A key tenet of Apple rumormongering is that Apple history repeats itself repeatedly: If Apple has done X, Y and 42 so much as twice consecutively, pundits posit that Apple will do X, Y and 42 a third time. So I'm going to use this methodology to attempt to poke holes in a solidifying conventional wisdom that Apple will announce the iPhone 5 on June 11 at its Worldwide Developers Conference.
First of all, that used phone you’re thinking about buying – the one on Craigslist going for a ridiculously low price – is almost certainly stolen. You know that. We all know it. Yet if you’re intent on buying a used phone – and don’t want to buy a hot one – the wireless industry has just given you a new tool that will allow you to be reasonably confident that the phone hasn’t been reported stolen lost.
As Dunkin' Donuts and Baskin-Robbins increasingly encourage customers to use mobile apps to pay and rack up rewards, the company needed a new hosting platfrom to deal with unexpected peaks in traffic, so it turned to Amazon Web...As much as financial services institutions need to innovate, backing the wrong digital platform, such as blockchain, could be their undoing.
Muck Rack makes it simple to find people, tweets, or articles that mention any name, keyword, company, hashtag etc. We've compiled this guide to help you make the most of your search.
Selecting a term
Start searching tweets, articles from media outlets, articles mentioned in tweets, journalists'
names, titles and bios with some suggested searches:
Companies or Topics (e.g. iPhone, Microsoft)
Phrases (e.g. "cloud computing") — use quotes to keep the terms together
Twitter handles (e.g. @username) — returns those who have mentioned or replied to
Names (e.g. "David Pogue")
Hashtags (e.g. #sxsw, #london2012)
Bio details (e.g. vegan, Olympics, father)
Muck Rack's Advanced Search allows for many boolean operators.
Find results that mention multiple specified terms, use AND or
+. For example, ensure each result contains both Elon Musk and Mark Zuckerberg by
searching Obama AND Romney or Obama + Romney.
Use the operators OR or , to broaden your search when you'd like either of
multiple terms to appear in results. (This is the default behavior of our search when no operators
are used.) For example, search for democrat OR republican to find results that refer to
Democrats and/or Republicans.
Use NOT or - to subtract results from your search. For
example, searching Disney will yield results about the Walt Disney Company as well as Walt Disney
World Resort. To exclude mentions of Disney World, search for Disney -World or Disney
When using one of these operators with a phrase, enclose it in quotation marks. For example, you can
find results about smartphones excluding Apple's iPhone 4S by searching smartphone -"iPhone
Exact case matching or punctuation
If you're searching for a brand name or keyword that relies on specific punctuation marks or capitalization, you can
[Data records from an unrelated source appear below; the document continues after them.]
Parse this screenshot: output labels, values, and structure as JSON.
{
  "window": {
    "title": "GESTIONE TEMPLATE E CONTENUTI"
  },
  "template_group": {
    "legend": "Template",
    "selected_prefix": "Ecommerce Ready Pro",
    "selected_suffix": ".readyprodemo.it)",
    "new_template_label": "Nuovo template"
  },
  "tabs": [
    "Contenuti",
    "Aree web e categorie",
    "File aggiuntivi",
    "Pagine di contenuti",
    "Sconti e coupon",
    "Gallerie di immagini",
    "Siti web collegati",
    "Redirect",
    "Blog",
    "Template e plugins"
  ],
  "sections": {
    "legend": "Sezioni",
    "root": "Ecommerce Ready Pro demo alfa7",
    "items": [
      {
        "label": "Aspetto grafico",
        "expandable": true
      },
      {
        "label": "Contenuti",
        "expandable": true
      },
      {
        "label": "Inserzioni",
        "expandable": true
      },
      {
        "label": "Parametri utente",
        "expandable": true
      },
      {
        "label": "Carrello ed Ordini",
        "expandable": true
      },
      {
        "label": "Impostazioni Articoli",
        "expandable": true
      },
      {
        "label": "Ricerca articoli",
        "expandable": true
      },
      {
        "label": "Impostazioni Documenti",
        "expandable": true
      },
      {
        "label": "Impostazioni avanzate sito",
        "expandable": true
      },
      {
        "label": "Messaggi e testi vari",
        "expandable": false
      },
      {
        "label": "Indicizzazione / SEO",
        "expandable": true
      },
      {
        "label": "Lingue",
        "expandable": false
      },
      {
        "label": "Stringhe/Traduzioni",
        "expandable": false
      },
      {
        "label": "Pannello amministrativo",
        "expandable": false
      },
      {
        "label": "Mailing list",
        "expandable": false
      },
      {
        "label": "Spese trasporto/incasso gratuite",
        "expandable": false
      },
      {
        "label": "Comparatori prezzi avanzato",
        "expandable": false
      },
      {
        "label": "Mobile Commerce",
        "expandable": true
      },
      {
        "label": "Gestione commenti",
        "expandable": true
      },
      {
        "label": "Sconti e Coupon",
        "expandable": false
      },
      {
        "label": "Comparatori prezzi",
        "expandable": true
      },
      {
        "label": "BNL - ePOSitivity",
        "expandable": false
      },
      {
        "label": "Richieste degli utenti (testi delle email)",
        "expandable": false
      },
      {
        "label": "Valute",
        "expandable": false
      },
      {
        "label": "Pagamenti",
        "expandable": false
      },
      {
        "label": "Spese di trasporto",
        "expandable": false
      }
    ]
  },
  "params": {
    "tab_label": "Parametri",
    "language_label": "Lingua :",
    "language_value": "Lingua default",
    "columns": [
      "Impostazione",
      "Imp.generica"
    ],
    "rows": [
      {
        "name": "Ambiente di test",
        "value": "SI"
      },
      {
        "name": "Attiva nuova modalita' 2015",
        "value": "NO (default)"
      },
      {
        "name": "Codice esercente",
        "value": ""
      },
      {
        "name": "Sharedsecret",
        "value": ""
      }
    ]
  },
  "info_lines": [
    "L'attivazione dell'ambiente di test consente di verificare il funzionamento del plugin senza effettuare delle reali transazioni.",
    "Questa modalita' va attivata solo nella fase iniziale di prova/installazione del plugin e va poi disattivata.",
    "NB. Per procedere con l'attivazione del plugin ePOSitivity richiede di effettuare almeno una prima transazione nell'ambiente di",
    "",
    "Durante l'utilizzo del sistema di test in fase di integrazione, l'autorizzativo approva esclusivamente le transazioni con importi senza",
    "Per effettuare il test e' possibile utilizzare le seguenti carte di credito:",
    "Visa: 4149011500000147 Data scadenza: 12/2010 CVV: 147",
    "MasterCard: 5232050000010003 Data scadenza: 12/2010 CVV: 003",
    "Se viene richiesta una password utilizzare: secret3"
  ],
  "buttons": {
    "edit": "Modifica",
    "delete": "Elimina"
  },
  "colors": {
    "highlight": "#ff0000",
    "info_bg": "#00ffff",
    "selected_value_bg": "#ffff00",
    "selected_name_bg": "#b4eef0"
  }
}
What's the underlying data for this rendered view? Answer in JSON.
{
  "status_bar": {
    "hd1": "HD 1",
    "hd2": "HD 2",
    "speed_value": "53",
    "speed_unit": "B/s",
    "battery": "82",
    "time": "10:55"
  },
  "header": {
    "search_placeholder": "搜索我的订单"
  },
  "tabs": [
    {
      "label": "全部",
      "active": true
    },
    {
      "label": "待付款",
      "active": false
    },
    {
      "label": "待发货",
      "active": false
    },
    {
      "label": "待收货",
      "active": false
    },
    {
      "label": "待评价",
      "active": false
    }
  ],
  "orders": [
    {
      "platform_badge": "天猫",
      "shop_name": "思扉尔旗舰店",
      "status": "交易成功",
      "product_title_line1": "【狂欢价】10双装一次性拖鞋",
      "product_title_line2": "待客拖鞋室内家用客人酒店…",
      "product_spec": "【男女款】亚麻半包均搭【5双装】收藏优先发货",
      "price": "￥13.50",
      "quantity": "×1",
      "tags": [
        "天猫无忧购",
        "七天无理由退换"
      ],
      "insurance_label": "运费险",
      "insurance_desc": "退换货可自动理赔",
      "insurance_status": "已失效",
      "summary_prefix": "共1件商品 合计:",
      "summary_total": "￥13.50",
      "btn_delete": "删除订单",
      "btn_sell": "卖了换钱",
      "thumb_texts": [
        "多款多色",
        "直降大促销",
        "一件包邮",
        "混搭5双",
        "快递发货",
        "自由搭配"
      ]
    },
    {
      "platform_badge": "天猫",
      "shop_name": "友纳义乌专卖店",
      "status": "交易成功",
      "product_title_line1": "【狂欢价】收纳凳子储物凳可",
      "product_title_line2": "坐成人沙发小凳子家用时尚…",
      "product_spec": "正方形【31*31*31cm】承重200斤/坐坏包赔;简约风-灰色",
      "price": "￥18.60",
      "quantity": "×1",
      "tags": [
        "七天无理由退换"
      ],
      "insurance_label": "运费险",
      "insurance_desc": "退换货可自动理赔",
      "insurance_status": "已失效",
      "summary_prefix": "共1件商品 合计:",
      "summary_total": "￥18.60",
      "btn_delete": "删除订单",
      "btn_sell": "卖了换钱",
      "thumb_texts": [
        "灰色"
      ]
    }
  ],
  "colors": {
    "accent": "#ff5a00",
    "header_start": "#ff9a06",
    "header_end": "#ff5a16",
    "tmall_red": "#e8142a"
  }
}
find results that match your exact query by adding matchcase: before the keyword you're searching for, like matchcase:E*TRADE .
Use parentheses to separate multiple
boolean phrases. For example, to find journalists talking about having fun in Disney World or
Disneyland, search for ("disney world" OR disneyland) AND fun.
An asterisk can be used to search for any variation of a root word truncated by the asterisk. For example, searching for admin* will return results for administrator, administration, administer, administered, etc.
A near operator is an AND operator where you can control the distance between the words. You can vary the distance the near operation uses by adding a forward slash and number (between 0-99) such as strawberries NEAR/10 "whipped cream", which means the strawberries must exist within 10 words of "whipped cream".